the UK has many faults but at least the NHS is a safety net for when
things go seriously wrong, unlike out here when effectively you are on
And that pretty much sums it up…….. there is no effective safety net in the US.
The British National Health Service (NHS) has long been cited as an example of a system that is broken and a system that works and the viewpoint often depended on the the individual making it and their personal beliefs
Those that have experienced it find it hard to complain too much and like Social Security in the United States it is considered the “third rail” in politics. Don’t mess with it! For the British public it is an essential component of life and while it has failings and difficulties for the most part it delivers excellent care to the the British population. Coming form that circumstance to the United States was a severe shock to the system and the wallet and loosing what certainly feels like a fail safe coverage option is very difficult to swallow as you struggle to provide for yourself and your family.
So this article form the NY Times in February this year (Paying Patients Test British Health Care System) that covered the issue that has been for the most part glossed over for many years the “hopscotching between the two systems – private and public. If you have money you can pay for portions of care that might otherwise not be covered by the NHS. In the case detailed Debbie Hirst’s was ready to sell her house to pay for treatment with Avastin (Bevacizumab) a recent monoclonal antibody treatment with a very high associated cost – $120,000!!! But even though she is willing to make those personal sacrifices:
Officials said that allowing Mrs. Hirst and others like her to pay for
extra drugs to supplement government care would violate the philosophy
of the health service by giving richer patients an unfair advantage
over poorer ones.
Unfortunately for Mrs Hirst she is the straw that broke the back or the focal point for the issue that has been present in the system for many years. IN fact there is a whole insurance industry that supplements NHS treatment with private offerings that essentially allow line/queue jumping and access to treatments or choices that would not ordinarily be allowed.
Is it just me or does this seem entirely wrong – there is an existign system that provides a catch all, it fails in some circumstances often due to overwhelming needs and insufficient resources. The things that end up missing or delayed are elective non-urgent care and very high cost care. Those that can afford off load the burden from the already stretched system, access the care and everyone wins. No doubt there is resistance because some of the problems associated with inappropriate care or poor choices end up back in the NHS system (ie the NHS ends up paying and treating others mistakes). While that’s true it is an inevitable part of any system that offers choice.

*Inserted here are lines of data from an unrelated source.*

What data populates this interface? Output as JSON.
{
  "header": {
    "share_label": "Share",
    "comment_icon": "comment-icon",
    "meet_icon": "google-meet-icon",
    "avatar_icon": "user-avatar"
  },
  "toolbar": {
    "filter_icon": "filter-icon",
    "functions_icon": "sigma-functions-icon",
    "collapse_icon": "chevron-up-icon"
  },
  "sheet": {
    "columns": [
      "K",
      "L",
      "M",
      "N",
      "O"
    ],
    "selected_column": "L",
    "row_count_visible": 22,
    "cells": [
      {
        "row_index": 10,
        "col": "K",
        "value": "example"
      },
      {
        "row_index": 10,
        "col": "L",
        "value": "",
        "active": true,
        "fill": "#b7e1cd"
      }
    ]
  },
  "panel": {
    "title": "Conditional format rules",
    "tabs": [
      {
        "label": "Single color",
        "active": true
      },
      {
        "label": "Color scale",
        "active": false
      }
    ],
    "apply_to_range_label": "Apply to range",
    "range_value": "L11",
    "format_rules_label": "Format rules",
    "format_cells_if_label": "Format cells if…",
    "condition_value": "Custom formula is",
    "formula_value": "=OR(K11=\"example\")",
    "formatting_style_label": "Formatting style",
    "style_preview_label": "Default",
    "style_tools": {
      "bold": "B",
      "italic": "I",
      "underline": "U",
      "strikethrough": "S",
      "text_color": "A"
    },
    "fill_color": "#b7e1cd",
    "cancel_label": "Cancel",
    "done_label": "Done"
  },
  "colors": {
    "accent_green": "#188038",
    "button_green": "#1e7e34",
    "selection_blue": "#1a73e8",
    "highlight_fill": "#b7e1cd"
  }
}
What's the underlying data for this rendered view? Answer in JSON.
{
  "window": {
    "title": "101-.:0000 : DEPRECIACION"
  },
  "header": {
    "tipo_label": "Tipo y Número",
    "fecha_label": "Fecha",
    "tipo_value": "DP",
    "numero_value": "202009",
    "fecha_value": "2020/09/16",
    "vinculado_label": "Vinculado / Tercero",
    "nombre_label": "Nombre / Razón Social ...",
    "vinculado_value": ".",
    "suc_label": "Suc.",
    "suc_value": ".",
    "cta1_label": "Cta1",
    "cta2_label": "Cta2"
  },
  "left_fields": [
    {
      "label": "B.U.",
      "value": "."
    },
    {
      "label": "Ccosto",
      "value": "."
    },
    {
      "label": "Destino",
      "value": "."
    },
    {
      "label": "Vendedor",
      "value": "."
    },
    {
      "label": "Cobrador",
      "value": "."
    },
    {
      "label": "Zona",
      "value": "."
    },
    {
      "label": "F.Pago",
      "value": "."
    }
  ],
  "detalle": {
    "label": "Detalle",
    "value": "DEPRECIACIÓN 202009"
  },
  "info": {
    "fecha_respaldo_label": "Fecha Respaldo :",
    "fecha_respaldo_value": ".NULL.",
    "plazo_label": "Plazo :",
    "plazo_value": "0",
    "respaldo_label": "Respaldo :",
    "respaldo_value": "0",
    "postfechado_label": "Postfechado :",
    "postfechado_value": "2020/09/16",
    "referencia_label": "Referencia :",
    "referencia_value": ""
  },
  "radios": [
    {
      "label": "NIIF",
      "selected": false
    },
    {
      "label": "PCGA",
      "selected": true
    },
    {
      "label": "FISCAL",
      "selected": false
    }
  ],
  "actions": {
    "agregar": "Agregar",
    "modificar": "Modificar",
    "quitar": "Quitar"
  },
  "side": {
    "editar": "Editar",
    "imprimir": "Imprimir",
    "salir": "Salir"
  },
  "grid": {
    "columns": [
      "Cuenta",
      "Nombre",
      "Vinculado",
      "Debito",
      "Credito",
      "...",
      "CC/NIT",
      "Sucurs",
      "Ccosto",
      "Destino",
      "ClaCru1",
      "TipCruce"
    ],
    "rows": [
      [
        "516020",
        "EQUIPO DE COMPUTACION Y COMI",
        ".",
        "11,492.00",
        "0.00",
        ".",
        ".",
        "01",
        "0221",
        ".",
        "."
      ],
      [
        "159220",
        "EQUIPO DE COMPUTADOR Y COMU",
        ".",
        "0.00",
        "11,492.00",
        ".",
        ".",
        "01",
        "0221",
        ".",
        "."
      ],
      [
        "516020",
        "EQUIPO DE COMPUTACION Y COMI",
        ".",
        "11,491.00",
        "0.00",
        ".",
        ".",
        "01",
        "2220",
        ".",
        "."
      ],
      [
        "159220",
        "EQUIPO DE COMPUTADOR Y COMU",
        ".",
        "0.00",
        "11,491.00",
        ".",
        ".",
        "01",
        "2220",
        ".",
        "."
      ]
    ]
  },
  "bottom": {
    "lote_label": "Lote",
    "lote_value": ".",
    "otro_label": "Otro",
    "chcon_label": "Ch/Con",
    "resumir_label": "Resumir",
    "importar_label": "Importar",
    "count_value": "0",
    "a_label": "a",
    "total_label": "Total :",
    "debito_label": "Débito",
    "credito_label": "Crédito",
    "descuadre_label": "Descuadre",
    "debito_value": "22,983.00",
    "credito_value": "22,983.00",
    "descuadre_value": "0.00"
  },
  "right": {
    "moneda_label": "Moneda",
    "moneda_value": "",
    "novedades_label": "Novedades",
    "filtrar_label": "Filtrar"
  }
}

I’d bet dollars to donuts that if the patient had been Alan Johnson’s (The Health Secretary in the current UK government) wife, parent, daughter or <insert close family relative> the result and reaction would be different.
Meanwhile the “good news” is that Mrs Hirst’s condition deteriorated and now she is eligible as a last resort for Avastin (not a cure but to extend her life) but as she says
“It may be too bloody late”
My sympathy goes out to her and her family – all this is difficult no matter how you deal with it but with all things balance and reasonable behavior should prevail. Do I wish al patients who coudl benefit it coudl receive it sure. If that’s nto possible those that can should be able to access the care/treatment.
In my mind the more fundamental issue and concern is how ANY drug can have a cost so high – we understand the high costs of developing drugs and much of this is regulation and supposed protection but the prices and difference in prices charged is not part of that reasonable behavior. Fix that problem and we might have a better chance of fixing some of these problems